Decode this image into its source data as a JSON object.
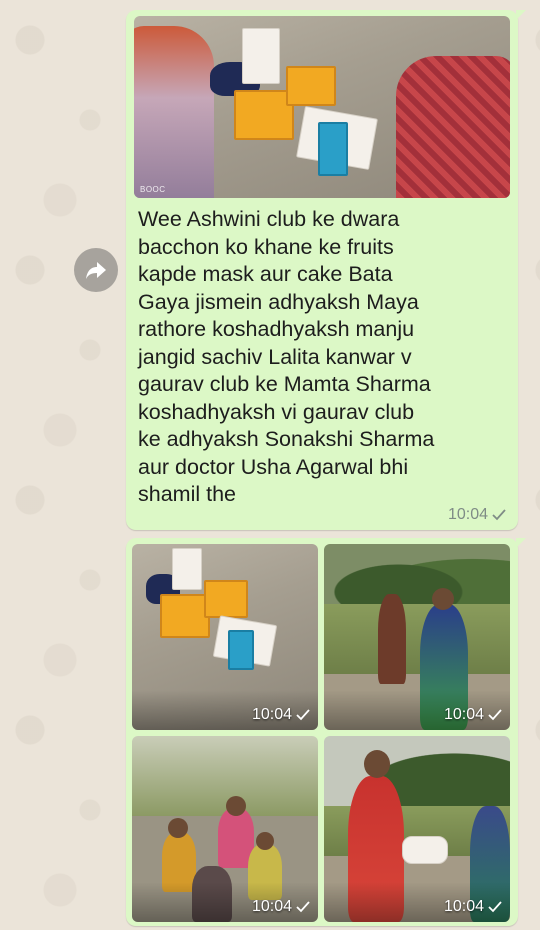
{
  "message_text": {
    "caption": "Wee Ashwini club ke dwara\nbacchon ko khane ke fruits\nkapde mask aur cake Bata\nGaya jismein adhyaksh Maya\nrathore koshadhyaksh manju\njangid sachiv Lalita kanwar v\ngaurav club ke Mamta Sharma\nkoshadhyaksh vi gaurav club\nke adhyaksh Sonakshi Sharma\naur doctor Usha Agarwal bhi\nshamil the",
    "time": "10:04",
    "photo_watermark": "BOOC"
  },
  "album": {
    "photos": [
      {
        "time": "10:04"
      },
      {
        "time": "10:04"
      },
      {
        "time": "10:04"
      },
      {
        "time": "10:04"
      }
    ]
  },
  "icons": {
    "forward": "forward-arrow-icon",
    "read_receipt": "single-check-icon"
  },
  "colors": {
    "bubble": "#dcf8c6",
    "wallpaper": "#ece5dd",
    "meta_text": "#7f8c86"
  }
}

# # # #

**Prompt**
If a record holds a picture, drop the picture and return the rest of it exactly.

**Result below**
Decode this image into its source data as a JSON object.
{
  "message_text": {
    "caption": "Wee Ashwini club ke dwara\nbacchon ko khane ke fruits\nkapde mask aur cake Bata\nGaya jismein adhyaksh Maya\nrathore koshadhyaksh manju\njangid sachiv Lalita kanwar v\ngaurav club ke Mamta Sharma\nkoshadhyaksh vi gaurav club\nke adhyaksh Sonakshi Sharma\naur doctor Usha Agarwal bhi\nshamil the",
    "time": "10:04",
    "photo_watermark": "BOOC"
  },
  "album": {
    "photos": [
      {
        "time": "10:04"
      },
      {
        "time": "10:04"
      },
      {
        "time": "10:04"
      },
      {
        "time": "10:04"
      }
    ]
  },
  "icons": {
    "forward": "forward-arrow-icon",
    "read_receipt": "single-check-icon"
  },
  "colors": {
    "bubble": "#dcf8c6",
    "wallpaper": "#ece5dd",
    "meta_text": "#7f8c86"
  }
}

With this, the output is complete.